I have frequent

socket.error: [Errno 24] Too many open files

All the sockets are closed using closesocket function;


When closesocket is call it will not return until all queued messages for the socket have been successfully sent or the linger timeout has been reached.

It looks like that independently from the result of send all the socket wait the linger timeout to expire before free itself.

In my specific application this in not desired since it needs to keep opening temporary connection inside a while loop.


    struct sockaddr_in server;
    // configure sockaddr_in with correct s_addr and sin_port

    int tcp_socket = 0;
    tcp_socket = socket(AF_INET, SOCK_STREAM, 0);

    // connect to server
    // send message
    // recv response



By setting SO_LINGER to

struct linger so_linger;
so_linger.l_onoff = 1;
so_linger.l_linger = 2; // linger in seconds
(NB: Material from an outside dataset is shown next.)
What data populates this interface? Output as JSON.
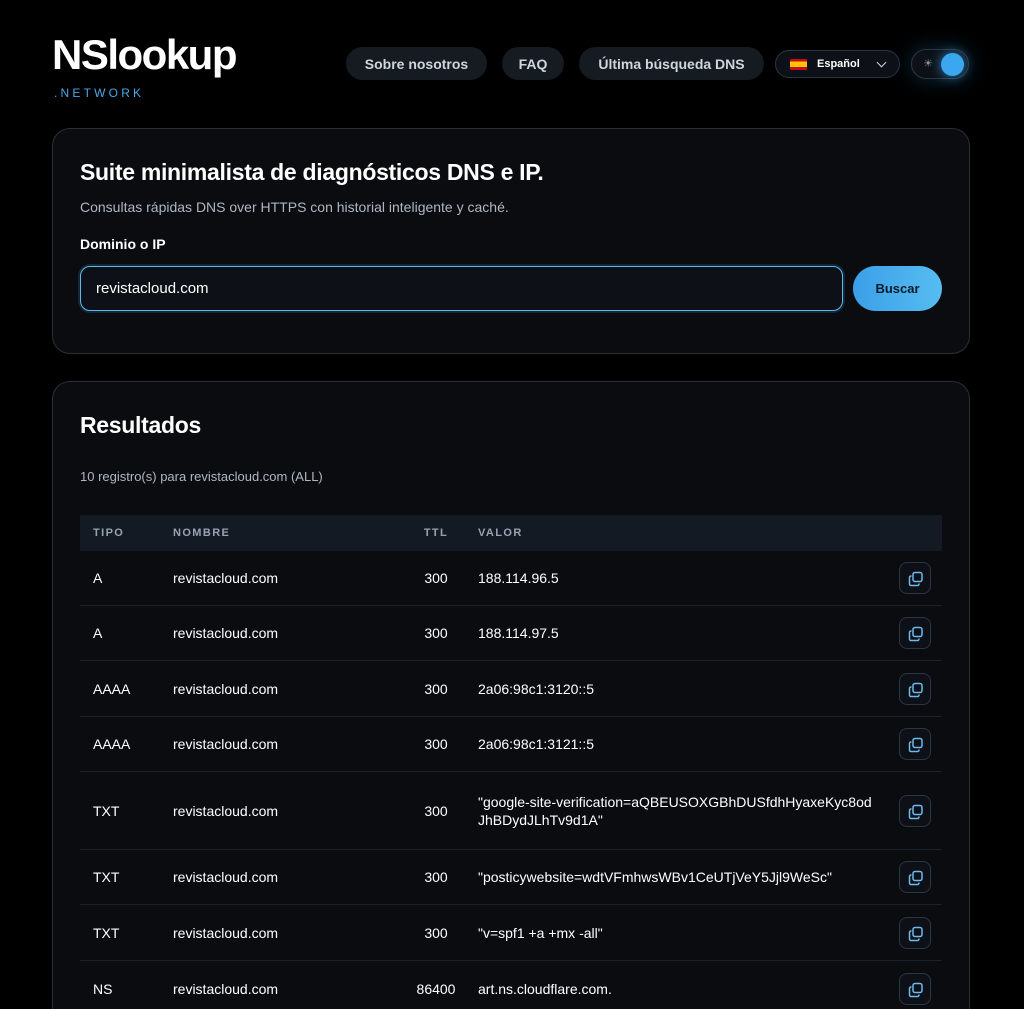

setsockopt(tcp_socket, SOL_SOCKET, SO_LINGER, (void*)&so_linger, sizeof(so_linger);

It makes no difference it looks like 2 sec linger is ignored.

so_linger.l_linger = 0; 

this solvers the socket.error: [Errno 24] problem but now I have a RST instead of a FIN and this is not the way I’d like to handle the issue

After some research i’ve found that TIME_WAIT is the reason sockets are not made available immediately still I do not know hot to solve this.

Yes your finding is correct. Setting linger to 0 is a special case linger value that tells the stack to return an RST instead of a FIN. My guess is that in your case this is NOT what you are trying to do.

What you should be looking at is reducing MSL. This is the time that a TCP socket remains open after a close. The state that the socket is in is refered to as the “timed wait state”.

In NET+OS MSL is manipulated through the use of the API NAIpSetTcpMsl. It is a GLOBAL setting and therefore you want to set this value BEFORE opening any sockets. All sockets will pick up this value.

The default is (I believe) 60 seconds. You’ll want to experiment with the value until such time as you identify a value that is adequate for your application.

Information about NAIpSetTcpMsl can be found in the API reference guide at:
Internetworking->Global IP Configuration->Functions->NAIpSetTcpMsl. BTW there is also an NAIpGetTcpMsl that allows the application to check the current value. My finding through experimentation has been that when I have an application that is consuming sockets faster than the stack can restore them, reducing MSL generally addresses the issue. BTW a reminder, NET+OS posses a total of 128 socket objects which are shared between network sockets and serial ports. I believe by default, 6 are allocated by NET+OS at bootup time. So the supply is surely finite and can not be increased.

It works! thanks for your precious help!